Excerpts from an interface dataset
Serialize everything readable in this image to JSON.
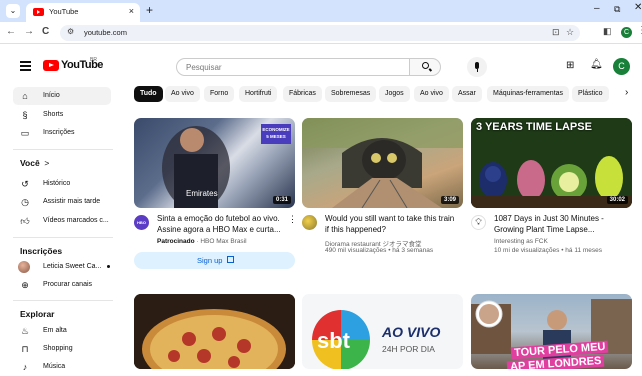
{
  "browser": {
    "tab_title": "YouTube",
    "tab_close": "×",
    "new_tab": "+",
    "url": "youtube.com",
    "nav_back": "←",
    "nav_forward": "→",
    "nav_reload": "C",
    "profile_initial": "C"
  },
  "header": {
    "logo_text": "YouTube",
    "logo_country": "BR",
    "search_placeholder": "Pesquisar",
    "avatar_initial": "C"
  },
  "sidebar": {
    "main": [
      {
        "label": "Início",
        "icon": "home-icon"
      },
      {
        "label": "Shorts",
        "icon": "shorts-icon"
      },
      {
        "label": "Inscrições",
        "icon": "subscriptions-icon"
      }
    ],
    "you_heading": "Você",
    "you_chevron": ">",
    "you": [
      {
        "label": "Histórico",
        "icon": "history-icon"
      },
      {
        "label": "Assistir mais tarde",
        "icon": "watch-later-icon"
      },
      {
        "label": "Vídeos marcados c...",
        "icon": "thumbs-up-icon"
      }
    ],
    "subs_heading": "Inscrições",
    "subs": [
      {
        "label": "Leticia Sweet Ca...",
        "icon": "channel-avatar"
      },
      {
        "label": "Procurar canais",
        "icon": "browse-channels-icon"
      }
    ],
    "explore_heading": "Explorar",
    "explore": [
      {
        "label": "Em alta",
        "icon": "trending-icon"
      },
      {
        "label": "Shopping",
        "icon": "shopping-icon"
      },
      {
        "label": "Música",
        "icon": "music-icon"
      }
    ]
  },
  "chips": [
    "Tudo",
    "Ao vivo",
    "Forno",
    "Hortifruti",
    "Fábricas",
    "Sobremesas",
    "Jogos",
    "Ao vivo",
    "Assar",
    "Máquinas-ferramentas",
    "Plástico"
  ],
  "videos": [
    {
      "title1": "Sinta a emoção do futebol ao vivo.",
      "title2": "Assine agora a HBO Max e curta...",
      "sponsored": "Patrocinado",
      "channel": " · HBO Max Brasil",
      "duration": "0:31",
      "badge_line1": "ECONOMIZE",
      "badge_line2": "5 MESES",
      "action": "Sign up"
    },
    {
      "title1": "Would you still want to take this train",
      "title2": "if this happened?",
      "channel": "Diorama restaurant ジオラマ食堂",
      "meta": "490 mil visualizações • há 3 semanas",
      "duration": "3:09"
    },
    {
      "title1": "1087 Days in Just 30 Minutes -",
      "title2": "Growing Plant Time Lapse...",
      "channel": "Interesting as FCK",
      "meta": "10 mi de visualizações • há 11 meses",
      "duration": "30:02",
      "thumb_text": "3 YEARS TIME LAPSE"
    },
    {
      "thumb_text": ""
    },
    {
      "thumb_text_logo": "sbt",
      "thumb_text1": "AO VIVO",
      "thumb_text2": "24H POR DIA"
    },
    {
      "thumb_text1": "TOUR PELO MEU",
      "thumb_text2": "AP EM LONDRES"
    }
  ],
  "colors": {
    "brand_red": "#ff0000",
    "link_blue": "#065fd4",
    "chip_active": "#0f0f0f"
  }
}
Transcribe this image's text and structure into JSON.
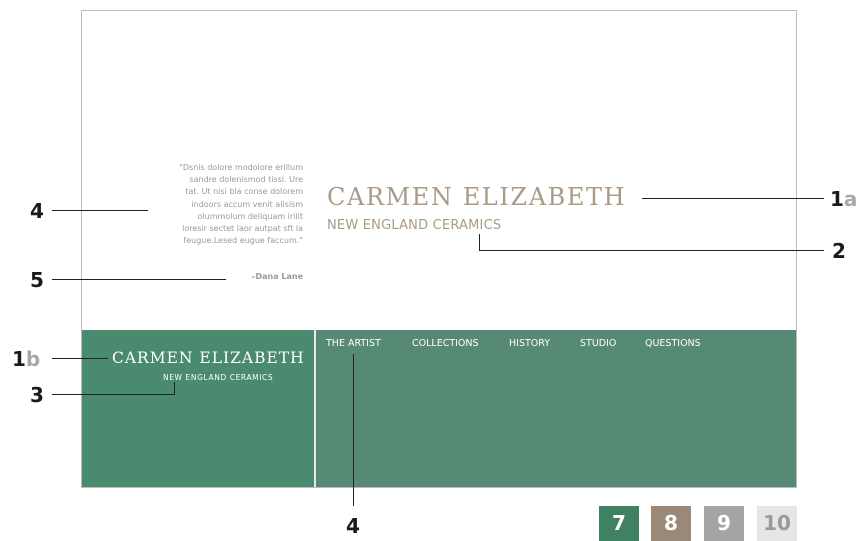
{
  "quote": {
    "lines": [
      "\"Dsnis dolore modolore erillum",
      "sandre dolenismod tissi. Ure",
      "tat. Ut nisi bla conse dolorem",
      "indoors accum venit alisism",
      "olummolum deliquam irilit",
      "loresir sectet laor autpat sft la",
      "feugue.Lesed eugue faccum.\""
    ],
    "author": "–Dana Lane"
  },
  "brand": {
    "name": "CARMEN ELIZABETH",
    "tagline": "NEW ENGLAND CERAMICS"
  },
  "band": {
    "name": "CARMEN ELIZABETH",
    "tagline": "NEW ENGLAND CERAMICS"
  },
  "nav": [
    "THE ARTIST",
    "COLLECTIONS",
    "HISTORY",
    "STUDIO",
    "QUESTIONS"
  ],
  "callouts": {
    "c1a": {
      "num": "1",
      "suffix": "a"
    },
    "c1b": {
      "num": "1",
      "suffix": "b"
    },
    "c2": "2",
    "c3": "3",
    "c4_left": "4",
    "c4_bottom": "4",
    "c5": "5"
  },
  "swatches": [
    {
      "label": "7",
      "color": "#3f8160"
    },
    {
      "label": "8",
      "color": "#9a8878"
    },
    {
      "label": "9",
      "color": "#a4a4a6"
    },
    {
      "label": "10",
      "color": "#e6e6e6"
    }
  ]
}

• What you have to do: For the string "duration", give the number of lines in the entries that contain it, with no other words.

• Written solution: 3